I'm in the same situation as well. Have you put together a film budget for equipment, wardrobe, props, catering, location, etc.? If you are lucky you can get cast and crew to collaborate with you and work for no pay. I suggest you put together a crowdfunding campaign on Kickstarter or Indiegogo to raise some funds to shoot your short. I wish you all the best.
Thanks Stacy, I'll keep that in mind! We don't have a real budget at the moment, hopefully we will after, if not anyone would contribute in their own way. If we shoot guerrilla style, we'll provide the props and stuff ourselves or we may even ask shop keepers around the set area to borrow some stuff, Italians are usually very helpful and giving.
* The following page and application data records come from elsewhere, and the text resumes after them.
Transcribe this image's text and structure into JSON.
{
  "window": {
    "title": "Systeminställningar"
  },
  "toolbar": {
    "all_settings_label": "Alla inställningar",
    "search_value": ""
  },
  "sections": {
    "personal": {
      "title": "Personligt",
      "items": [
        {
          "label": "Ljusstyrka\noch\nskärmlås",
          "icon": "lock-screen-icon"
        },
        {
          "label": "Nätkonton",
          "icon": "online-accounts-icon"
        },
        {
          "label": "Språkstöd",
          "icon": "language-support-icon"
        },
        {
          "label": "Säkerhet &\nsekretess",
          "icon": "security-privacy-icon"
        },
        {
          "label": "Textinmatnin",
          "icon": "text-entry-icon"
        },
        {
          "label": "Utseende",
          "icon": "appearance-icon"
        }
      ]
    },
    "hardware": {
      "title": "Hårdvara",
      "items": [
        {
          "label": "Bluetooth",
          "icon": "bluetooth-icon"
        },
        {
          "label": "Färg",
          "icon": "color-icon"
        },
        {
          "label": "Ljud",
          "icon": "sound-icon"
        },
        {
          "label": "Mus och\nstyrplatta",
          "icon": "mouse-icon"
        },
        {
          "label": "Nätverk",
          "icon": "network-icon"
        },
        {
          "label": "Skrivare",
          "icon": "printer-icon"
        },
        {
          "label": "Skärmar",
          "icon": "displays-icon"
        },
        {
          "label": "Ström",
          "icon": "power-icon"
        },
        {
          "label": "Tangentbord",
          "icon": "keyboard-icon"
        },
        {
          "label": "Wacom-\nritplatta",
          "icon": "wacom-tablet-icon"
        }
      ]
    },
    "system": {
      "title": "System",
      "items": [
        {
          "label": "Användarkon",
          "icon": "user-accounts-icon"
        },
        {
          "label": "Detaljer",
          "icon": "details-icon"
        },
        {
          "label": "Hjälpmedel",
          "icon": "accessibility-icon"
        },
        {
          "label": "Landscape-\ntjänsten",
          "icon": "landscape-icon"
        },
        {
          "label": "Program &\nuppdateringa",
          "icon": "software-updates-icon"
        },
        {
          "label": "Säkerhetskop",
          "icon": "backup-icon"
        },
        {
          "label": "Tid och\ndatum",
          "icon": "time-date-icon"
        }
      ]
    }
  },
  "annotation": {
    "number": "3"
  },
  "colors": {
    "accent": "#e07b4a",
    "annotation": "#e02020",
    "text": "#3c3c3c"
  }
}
We're planning to shoot in Palermo, my working partner's hometown. Wim Wenders was able to shoot in the region near Sicily, that is Calabria, and got a lot of help and the funding to do that not only because he was Wim Wenders, but also for the fact he shoot a film on immigrants and the issues concerning their unlucky trips to Italian shores, their sufferings, the trouble of being homeless in an unknows land. The movie is called "Il volo" (The Flight), I dunno if that's available overseas. The idea is that of trying the same way to get some regional fundings in Sicily, for they face the same kind of issues every year. We'll see what happens.
Joe thanks for support! I'll let you know how we manage!
Irina, your film sounds great and I wish you all the best! I wish I was in the position to contribute to your project but like I said I'm having financial issues with my short film as well. I believe that if we both do not give up, we will accomplish our every God given dream with His help. I pray all goes well and you have favor with people willing to help you with your film. Keep in touch!
Irina just be still and no that he IS my friend//////GOD//////////// the best is yet to come ,all in due time my sister so just keep on doing what u are doing and he will make a way
Stacy it's the thought that counts, and the fact that you and everybody else has given me so much with advice is the best contribution I could ever wish for!Break a leg with your film as well, hopefully we'll all meet at a big Film Fest one day! Thanks Wayne, may God listen to that and give us a lil' help. Thanks everyone.
you can invite us all to your premier, we'll meet then.
OK, I will Joe. :)
Hi Irina! This is actually easier than you think. ALL of my short films are done this way. First of all, simply ask. You'd be surprised at how far asking nicely and giving credit will go. Use friends and family to assist you. Check out student media clubs/programs. Many are looking for roles for credit and experience. You have an edge because you're making a film about a serious topic. Check out local anti-racism resources. They might be willing to help. Shoot me a message if you want to talk more. Jason